In the September 30, 1997 Opinion, the court invited the Veideman plaintiffs to attempt to cure the pleadings deficiencies of those claims that were dismissed without prejudice by filing a Consolidated Second Amended Class Action Complaint. (See id. at 68-69.) The court provided, however, that all claims that were dismissed without prejudice would be deemed dismissed with prejudice if the Consolidated Second Amended Class Action Complaint was not filed within thirty days of September 30, 1997 "or such other time as approved by the court." (See id.) The court also incorporated that directive into its September 30, 1997 Order.

F. The Subject Matter Jurisdiction Motion

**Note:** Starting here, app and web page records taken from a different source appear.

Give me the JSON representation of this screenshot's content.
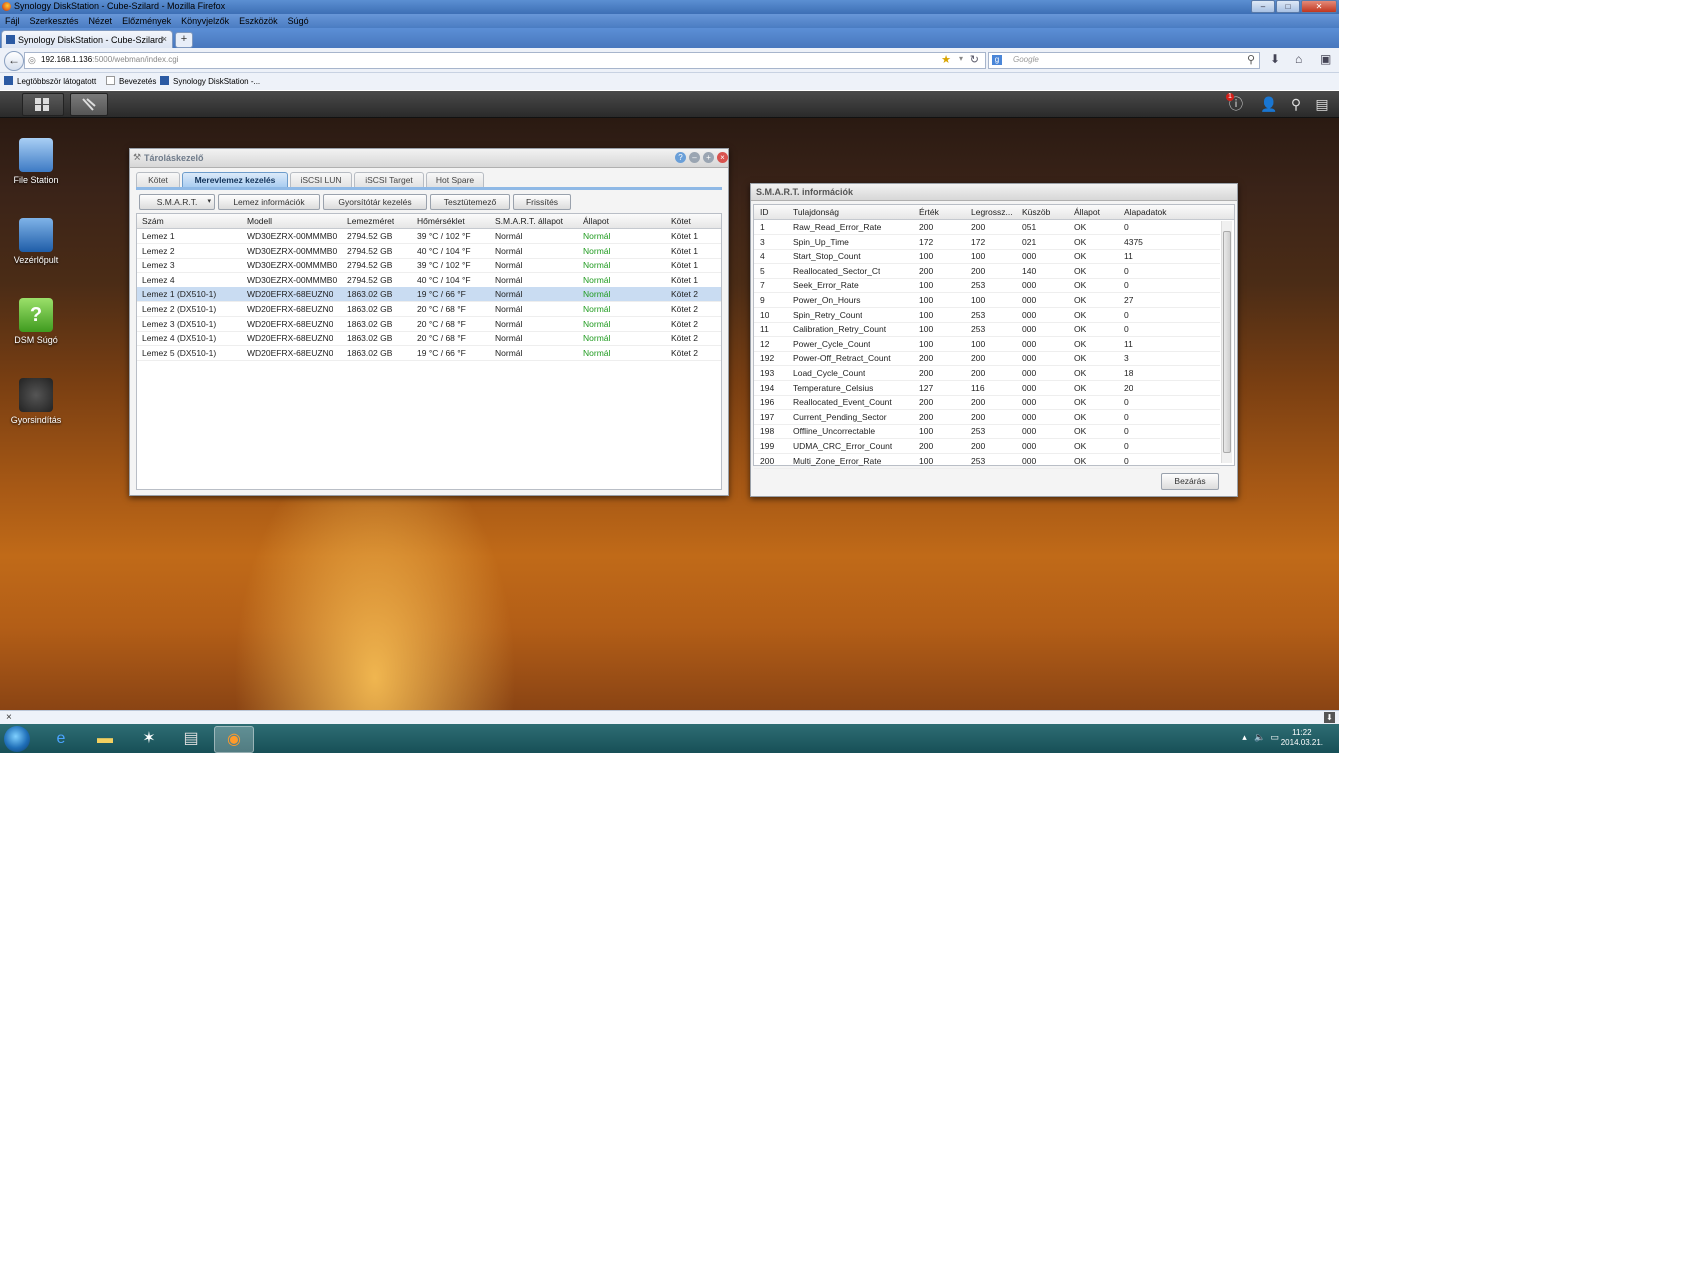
{
  "browser": {
    "window_title": "Synology DiskStation - Cube-Szilard - Mozilla Firefox",
    "menu": [
      "Fájl",
      "Szerkesztés",
      "Nézet",
      "Előzmények",
      "Könyvjelzők",
      "Eszközök",
      "Súgó"
    ],
    "tab_title": "Synology DiskStation - Cube-Szilard",
    "new_tab": "+",
    "url_host": "192.168.1.136",
    "url_rest": ":5000/webman/index.cgi",
    "search_placeholder": "Google",
    "bookmarks": [
      "Legtöbbször látogatott",
      "Bevezetés",
      "Synology DiskStation -..."
    ]
  },
  "dsm": {
    "notification_count": "1",
    "desktop_icons": [
      "File Station",
      "Vezérlőpult",
      "DSM Súgó",
      "Gyorsindítás"
    ]
  },
  "storage_manager": {
    "title": "Tároláskezelő",
    "tabs": [
      "Kötet",
      "Merevlemez kezelés",
      "iSCSI LUN",
      "iSCSI Target",
      "Hot Spare"
    ],
    "active_tab": "Merevlemez kezelés",
    "toolbar": [
      "S.M.A.R.T.",
      "Lemez információk",
      "Gyorsítótár kezelés",
      "Tesztütemező",
      "Frissítés"
    ],
    "columns": [
      "Szám",
      "Modell",
      "Lemezméret",
      "Hőmérséklet",
      "S.M.A.R.T. állapot",
      "Állapot",
      "Kötet"
    ],
    "rows": [
      [
        "Lemez 1",
        "WD30EZRX-00MMMB0",
        "2794.52 GB",
        "39 °C / 102 °F",
        "Normál",
        "Normál",
        "Kötet 1"
      ],
      [
        "Lemez 2",
        "WD30EZRX-00MMMB0",
        "2794.52 GB",
        "40 °C / 104 °F",
        "Normál",
        "Normál",
        "Kötet 1"
      ],
      [
        "Lemez 3",
        "WD30EZRX-00MMMB0",
        "2794.52 GB",
        "39 °C / 102 °F",
        "Normál",
        "Normál",
        "Kötet 1"
      ],
      [
        "Lemez 4",
        "WD30EZRX-00MMMB0",
        "2794.52 GB",
        "40 °C / 104 °F",
        "Normál",
        "Normál",
        "Kötet 1"
      ],
      [
        "Lemez 1 (DX510-1)",
        "WD20EFRX-68EUZN0",
        "1863.02 GB",
        "19 °C / 66 °F",
        "Normál",
        "Normál",
        "Kötet 2"
      ],
      [
        "Lemez 2 (DX510-1)",
        "WD20EFRX-68EUZN0",
        "1863.02 GB",
        "20 °C / 68 °F",
        "Normál",
        "Normál",
        "Kötet 2"
      ],
      [
        "Lemez 3 (DX510-1)",
        "WD20EFRX-68EUZN0",
        "1863.02 GB",
        "20 °C / 68 °F",
        "Normál",
        "Normál",
        "Kötet 2"
      ],
      [
        "Lemez 4 (DX510-1)",
        "WD20EFRX-68EUZN0",
        "1863.02 GB",
        "20 °C / 68 °F",
        "Normál",
        "Normál",
        "Kötet 2"
      ],
      [
        "Lemez 5 (DX510-1)",
        "WD20EFRX-68EUZN0",
        "1863.02 GB",
        "19 °C / 66 °F",
        "Normál",
        "Normál",
        "Kötet 2"
      ]
    ],
    "selected_row": 4
  },
  "smart": {
    "title": "S.M.A.R.T. információk",
    "columns": [
      "ID",
      "Tulajdonság",
      "Érték",
      "Legrossz...",
      "Küszöb",
      "Állapot",
      "Alapadatok"
    ],
    "rows": [
      [
        "1",
        "Raw_Read_Error_Rate",
        "200",
        "200",
        "051",
        "OK",
        "0"
      ],
      [
        "3",
        "Spin_Up_Time",
        "172",
        "172",
        "021",
        "OK",
        "4375"
      ],
      [
        "4",
        "Start_Stop_Count",
        "100",
        "100",
        "000",
        "OK",
        "11"
      ],
      [
        "5",
        "Reallocated_Sector_Ct",
        "200",
        "200",
        "140",
        "OK",
        "0"
      ],
      [
        "7",
        "Seek_Error_Rate",
        "100",
        "253",
        "000",
        "OK",
        "0"
      ],
      [
        "9",
        "Power_On_Hours",
        "100",
        "100",
        "000",
        "OK",
        "27"
      ],
      [
        "10",
        "Spin_Retry_Count",
        "100",
        "253",
        "000",
        "OK",
        "0"
      ],
      [
        "11",
        "Calibration_Retry_Count",
        "100",
        "253",
        "000",
        "OK",
        "0"
      ],
      [
        "12",
        "Power_Cycle_Count",
        "100",
        "100",
        "000",
        "OK",
        "11"
      ],
      [
        "192",
        "Power-Off_Retract_Count",
        "200",
        "200",
        "000",
        "OK",
        "3"
      ],
      [
        "193",
        "Load_Cycle_Count",
        "200",
        "200",
        "000",
        "OK",
        "18"
      ],
      [
        "194",
        "Temperature_Celsius",
        "127",
        "116",
        "000",
        "OK",
        "20"
      ],
      [
        "196",
        "Reallocated_Event_Count",
        "200",
        "200",
        "000",
        "OK",
        "0"
      ],
      [
        "197",
        "Current_Pending_Sector",
        "200",
        "200",
        "000",
        "OK",
        "0"
      ],
      [
        "198",
        "Offline_Uncorrectable",
        "100",
        "253",
        "000",
        "OK",
        "0"
      ],
      [
        "199",
        "UDMA_CRC_Error_Count",
        "200",
        "200",
        "000",
        "OK",
        "0"
      ],
      [
        "200",
        "Multi_Zone_Error_Rate",
        "100",
        "253",
        "000",
        "OK",
        "0"
      ]
    ],
    "close_label": "Bezárás"
  },
  "taskbar": {
    "time": "11:22",
    "date": "2014.03.21."
  }
}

The Veideman plaintiffs did not file a Consolidated Second Amended Class Action Complaint within thirty days of September 30, 1997. Instead, the Veideman plaintiffs filed a motion for a judgment of lack subject matter jurisdiction and for vacatur of the court's August 28, 1997 ruling denying their motion for class certification and the court's September 30, 1997 ruling granting in part and denying in part defendants' motion to dismiss.*fn10

In an Opinion and Order filed on August 27, 1998, the court denied the Veideman plaintiffs' motion, finding that it had always had federal subject matter jurisdiction over the case and that it continued to do so. The court noted that it had diversity jurisdiction under 28 U.S.C. § 1332 over the cases that were transferred to this court from other district courts at the time of the transfers, and that it also had federal question jurisdiction under 28 U.S.C. § 1331 after the Veideman plaintiffs asserted their Magnuson-Moss Act claims in the Consolidated First Amended Class Action Complaint. (See August 27, 1998 Opinion at 12.) The court also noted that it had always had supplemental jurisdiction over the pendent state law claims under 28 U.S.C. § 1367(a), and that it continued to have supplemental jurisdiction to decide defendants' motions to dismiss those claims after it dismissed the Veideman plaintiffs' Magnuson-Moss Act claims on September 30, 1997. (See id. at 13.) The court specifically considered whether it should decline to exercise supplemental jurisdiction over the Veideman plaintiffs' state law claims after dismissing the Magnuson-Moss Act claim over which it had original jurisdiction, see 28 U.S.C. ...


Buy This Entire Record For $7.95

Download the entire decision to receive the complete text, official citation,
docket number, dissents and concurrences, and footnotes for this case.

Learn more about what you receive with purchase of this case.